President Trump has signed into law a bill (S-24) that had quickly passed Congress to assure that federal employees who have been on unpaid furloughs due to the partial government shutdown will receive back pay.
That has been done in prior partial shutdowns, although usually as part of the bill ending the shutdown. However, with no end to this one in sight—and the second missed pay distribution now only a week away for employees in agencies whose funding has lapsed—enactment of the bill provides some reassurance for the meantime.
Employees who have remained on the job but unpaid always have been guaranteed, without the need for further action, that they will be paid for that time because the government has incurred an obligation to them.
However, for both them and for furloughed employees, back pay can’t be distributed until funding is restored for the affected agencies, which together account for 800,000 employees—about 420,000 of whom have continued to work because their jobs involve protection of life or property. That number is rising to about 460,000 with the callback to work of employees at various agencies, most numerously the IRS. However, they will remain in unpaid status.
Some of those who have been furloughed have applied for unemployment benefits, terms of which vary according to state law. When they ultimately receive back pay, they will have to repay those benefits.

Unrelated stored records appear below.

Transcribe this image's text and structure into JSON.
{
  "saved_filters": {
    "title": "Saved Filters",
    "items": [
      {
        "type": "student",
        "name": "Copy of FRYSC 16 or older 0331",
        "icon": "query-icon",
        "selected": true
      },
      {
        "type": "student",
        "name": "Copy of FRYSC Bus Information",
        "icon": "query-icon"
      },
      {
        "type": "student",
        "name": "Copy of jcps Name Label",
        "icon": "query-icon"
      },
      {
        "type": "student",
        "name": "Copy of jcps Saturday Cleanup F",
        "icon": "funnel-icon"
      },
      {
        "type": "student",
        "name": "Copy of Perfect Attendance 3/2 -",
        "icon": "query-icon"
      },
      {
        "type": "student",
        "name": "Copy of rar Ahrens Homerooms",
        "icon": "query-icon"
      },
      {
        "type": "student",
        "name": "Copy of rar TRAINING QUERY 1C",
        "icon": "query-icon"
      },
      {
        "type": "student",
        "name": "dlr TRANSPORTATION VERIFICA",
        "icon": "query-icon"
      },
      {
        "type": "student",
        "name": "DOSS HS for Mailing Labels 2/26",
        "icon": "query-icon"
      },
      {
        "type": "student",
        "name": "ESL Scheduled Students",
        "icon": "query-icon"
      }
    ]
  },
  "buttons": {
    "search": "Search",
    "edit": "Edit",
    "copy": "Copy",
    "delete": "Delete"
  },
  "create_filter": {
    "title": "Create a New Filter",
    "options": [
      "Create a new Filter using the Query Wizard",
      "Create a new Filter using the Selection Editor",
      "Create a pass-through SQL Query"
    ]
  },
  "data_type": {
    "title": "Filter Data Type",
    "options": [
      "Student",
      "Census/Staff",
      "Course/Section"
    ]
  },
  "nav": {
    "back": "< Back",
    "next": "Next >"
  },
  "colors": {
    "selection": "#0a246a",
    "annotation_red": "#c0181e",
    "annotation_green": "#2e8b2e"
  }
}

Meanwhile, two bills have been introduced to benefit employees working without pay (although not those on furlough): S-113 would make a special appropriation to begin paying their salaries immediately; and HR-338 would allow them take withdrawals from their TSP accounts, without penalty, up to their regular biweekly pay, with the option of repaying the money into the TSP after they return to paid status.
Also, HR-545 would allow all employees who have been in unpaid status to take withdrawals from the TSP and other retirement savings without penalty, with the option of paying it back in later.
More on Federal Government Furlough Rules at ask.FEDweek.com